I often ask new students what would they be willing to do protect themselves and their loved ones and most of the time I get a blank look and then, after a while, they will say “anything.” It sounds like the right answer but it is anything but a considered one.
Most of the training in our dojo is done in pairs with one person “attacking” the other person “defending” against that attack. Something that happens often with new students is that the person “attacking” cannot even throw a straight punch at their partner’s head. They are scared of hitting them so they pull their punches short or veer their punches to the left or right so as not to hit their partner. Many times the same people who claim a willingness to do “anything” to stop an attacker cannot even hit another person.
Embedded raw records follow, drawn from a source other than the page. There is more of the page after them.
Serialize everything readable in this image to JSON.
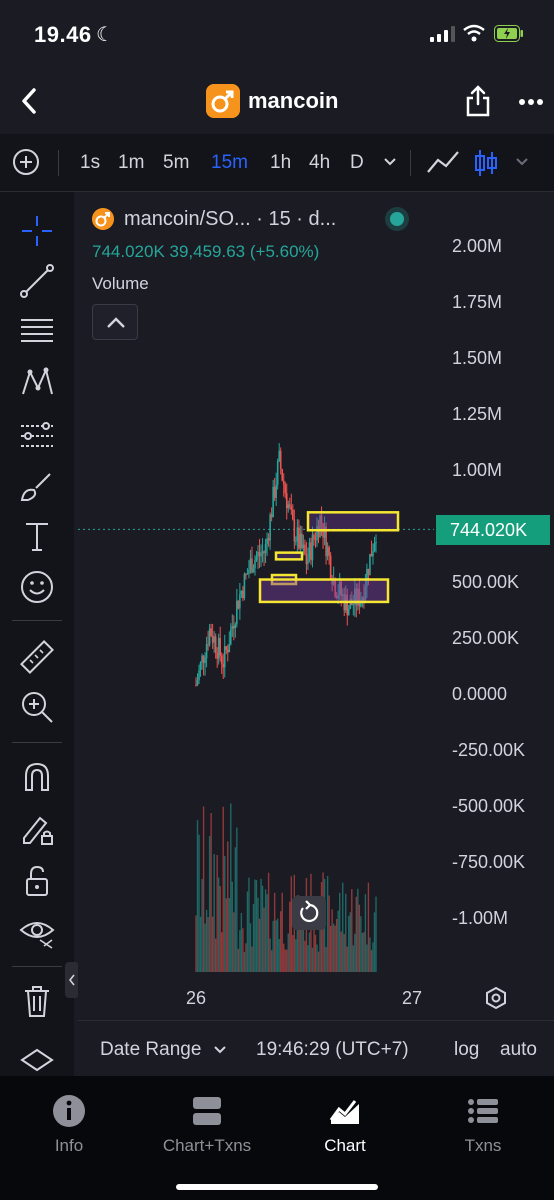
{
  "status_bar": {
    "time": "19.46"
  },
  "header": {
    "title": "mancoin",
    "logo_symbol": "♂"
  },
  "timeframes": [
    {
      "label": "1s",
      "active": false
    },
    {
      "label": "1m",
      "active": false
    },
    {
      "label": "5m",
      "active": false
    },
    {
      "label": "15m",
      "active": true
    },
    {
      "label": "1h",
      "active": false
    },
    {
      "label": "4h",
      "active": false
    },
    {
      "label": "D",
      "active": false
    }
  ],
  "toolbar_icons": [
    "crosshair-icon",
    "trend-line-icon",
    "fib-lines-icon",
    "pattern-icon",
    "prediction-icon",
    "brush-icon",
    "text-icon",
    "emoji-icon",
    "ruler-icon",
    "zoom-in-icon",
    "magnet-icon",
    "lock-drawing-icon",
    "unlock-icon",
    "eye-icon",
    "trash-icon",
    "layers-icon"
  ],
  "chart": {
    "pair_label": "mancoin/SO... · 15 · d...",
    "ohlc_text": "744.020K  39,459.63 (+5.60%)",
    "volume_label": "Volume",
    "price_tag": "744.020K",
    "accent_up": "#26a69a",
    "accent_down": "#ef5350",
    "box_color": "#f5e632"
  },
  "chart_data": {
    "type": "candlestick",
    "title": "mancoin/SO... · 15 · d...",
    "y_ticks": [
      "2.00M",
      "1.75M",
      "1.50M",
      "1.25M",
      "1.00M",
      "744.020K",
      "500.00K",
      "250.00K",
      "0.0000",
      "-250.00K",
      "-500.00K",
      "-750.00K",
      "-1.00M"
    ],
    "x_ticks": [
      "26",
      "27"
    ],
    "last_price": 744020,
    "change": 39459.63,
    "change_pct": 5.6,
    "ylim": [
      -1000000,
      2000000
    ],
    "approx_close_path": [
      {
        "x": "26",
        "y": 50000
      },
      {
        "x": "26",
        "y": 300000
      },
      {
        "x": "26",
        "y": 150000
      },
      {
        "x": "26",
        "y": 420000
      },
      {
        "x": "26",
        "y": 600000
      },
      {
        "x": "26",
        "y": 650000
      },
      {
        "x": "26",
        "y": 1050000
      },
      {
        "x": "26",
        "y": 750000
      },
      {
        "x": "26",
        "y": 600000
      },
      {
        "x": "26",
        "y": 800000
      },
      {
        "x": "26",
        "y": 500000
      },
      {
        "x": "26",
        "y": 400000
      },
      {
        "x": "27",
        "y": 450000
      },
      {
        "x": "27",
        "y": 744020
      }
    ]
  },
  "datebar": {
    "date_range": "Date Range",
    "time": "19:46:29 (UTC+7)",
    "log": "log",
    "auto": "auto"
  },
  "bottom_nav": [
    {
      "label": "Info",
      "icon": "info-icon",
      "active": false
    },
    {
      "label": "Chart+Txns",
      "icon": "split-view-icon",
      "active": false
    },
    {
      "label": "Chart",
      "icon": "chart-icon",
      "active": true
    },
    {
      "label": "Txns",
      "icon": "list-icon",
      "active": false
    }
  ]
}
Talk is famously cheap but what we say, think and feel are often not the same. The people who tell me they would do “anything” to stop an attacker are not lying. They are giving what they “think” they would be willing to do. And when they pull their punches short they are not consciously do so; they are reacting to how they feel about harming someone else and they feel so bad about it that they do not want to do it.
That is a good thing. It means they are normal.
Occasionally, when I ask what people would be prepared to do to defend themselves, I will get the honest answer of “I don’t know.” I like that answer. It is the perfect point from which to start finding out.
And that is the point. You need to work out – honestly – what you would really be willing to do and what your limits are (which means what you are not willing to do) and then work towards training and building the capacity to defend yourself within that framework.
You cannot rely on self-defence techniques or strategies that violate your own ethical standards. Your approach to self-protection must be possible within the realms of what you are actually willing to do. To imagine otherwise is fantasy.
Most people can build the capacity to do what is required to defend themselves and people soon stop pulling their punches and learn to hit people. But with proper instruction this ability comes from a position of healthy self esteem: people realize that they are of worth, that their life is of value and that they are worth protecting. This is an important realization in building self defence abilities.
This essential part of martial arts and self defence training is not a case of people having to abandon their ethics. It is the exact opposite – from a position of self worth and knowing what you are willing and not willing to do, you can learn to stay safe, protect your loved ones and live an ethical life.